Collaborative democracy—government with the people—is a new vision of governance in the digital age. Wiki Government explains how to translate the vision into reality. Beth Simone Noveck—named one of Foreign Policy's Top 100 Global Thinkers for 2012—draws on her experience in creating Peer-to-Patent, the federal government’s first social networking initiative, to show how technology can connect the expertise of the many to the power of the few. In the process, she reveals what it takes to innovate in government.
Launched in 2007, Peer-to-Patent connects patent examiners to volunteer scientists and technologists via the web. These dedicated but overtaxed officials decide which of the million-plus patent applications currently in the pipeline to approve. Their decisions help determine which start-up pioneers a new industry and which disappears without a trace. Patent examiners have traditionally worked in secret, cut off from essential information and racing against the clock to rule on lengthy, technical claims. Peer-to-Patent broke this mold by creating online networks of self-selecting citizen experts and channeling their knowledge and enthusiasm into forms that patent examiners can easily use.
Peer-to-Patent shows how policymakers can improve decisionmaking by harnessing networks to public institutions. By encouraging, coordinating, and structuring citizen participation, technology can make government both more open and more effective at solving today’s complex social and economic problems. Wiki Government describes how this model can be applied in a wide variety of settings and offers a fundamental rethinking of effective governance and democratic legitimacy for the twenty-first century.
Praise for the book
"The Internet has taught us that good ideas come from everywhere. Wiki Government translates that lesson for policymakers. With a compelling blend of high theory and practical know-how, Beth Noveck explains how political institutions can directly engage the public to solve complex problems and create a better democracy."
—Eric Schmidt, chairman and CEO, Google Inc.
“After more than fifteen years of public service, I've seen firsthand the difference it makes when government focuses on meaningful, measurable outcomes. Wiki Government shows how citizens' voices and expertise can transform and help deliver effective, efficient government. This book is a must-read for policymakers committed to participatory democracy.”
—Timothy M. Kaine, governor of Virginia
“Wiki Government both instructs and motivates policymakers to use collaborative tools to strengthen government accountability and engage citizens directly in this critical endeavor. This book is not just for tech geeks and policy wonks but also for the millions of Americans who demonstrated in 2008 how eager they are to engage individually in government reform.”
—John Podesta, president and CEO, Center for American Progress, and former White House chief of staff
"At once visionary and pragmatic, Wiki Government offers the first glimpse of how public officials might enlist the wisdom of crowds in order to improve government's decisions—while promoting participation at the same time.
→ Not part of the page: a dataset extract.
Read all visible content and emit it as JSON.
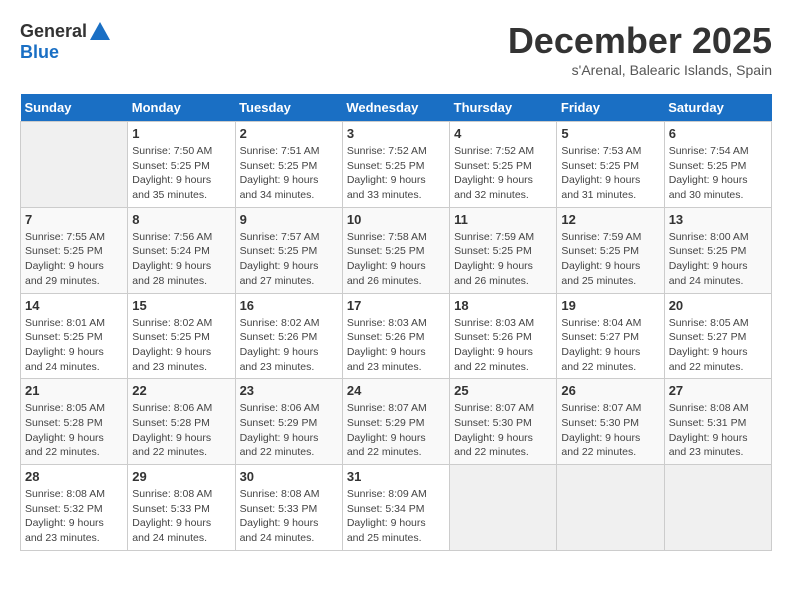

A brilliant book and a truly extraordinary achievement.”
—Cass R. Sunstein, Felix Frankfurter Professor of Law, Harvard Law School
“Beth Noveck concretely shows how to leverage the participatory nature of Web 2.0 technologies to build a new kind of participatory democracy and a smart, lean government. A must-read not just for policy folks and the digerati but for any of us wanting to understand how to tap the collective and diverse wisdom of the American people to create a better, more connected style of democracy.”
—John Seely Brown, former chief scientist, Xerox Corp.
“Beth Noveck is one of the most innovative thinkers working today on how to reform government using digital technologies. Her theory of collaborative democracy is a genuine advance. Wiki Government offers indispensable advice for anyone who wants to learn how to foster democratic participation in digital environments.”
—Jack M. Balkin, Knight Professor of Constitutional Law and the First Amendment and director of the Information Society Project, Yale Law School
“A fascinating look at how government can be transformed for the needs and opportunities of the twenty-first century.”
—Don Tapscott, coauthor of Wikinomics and author of Grown Up Digital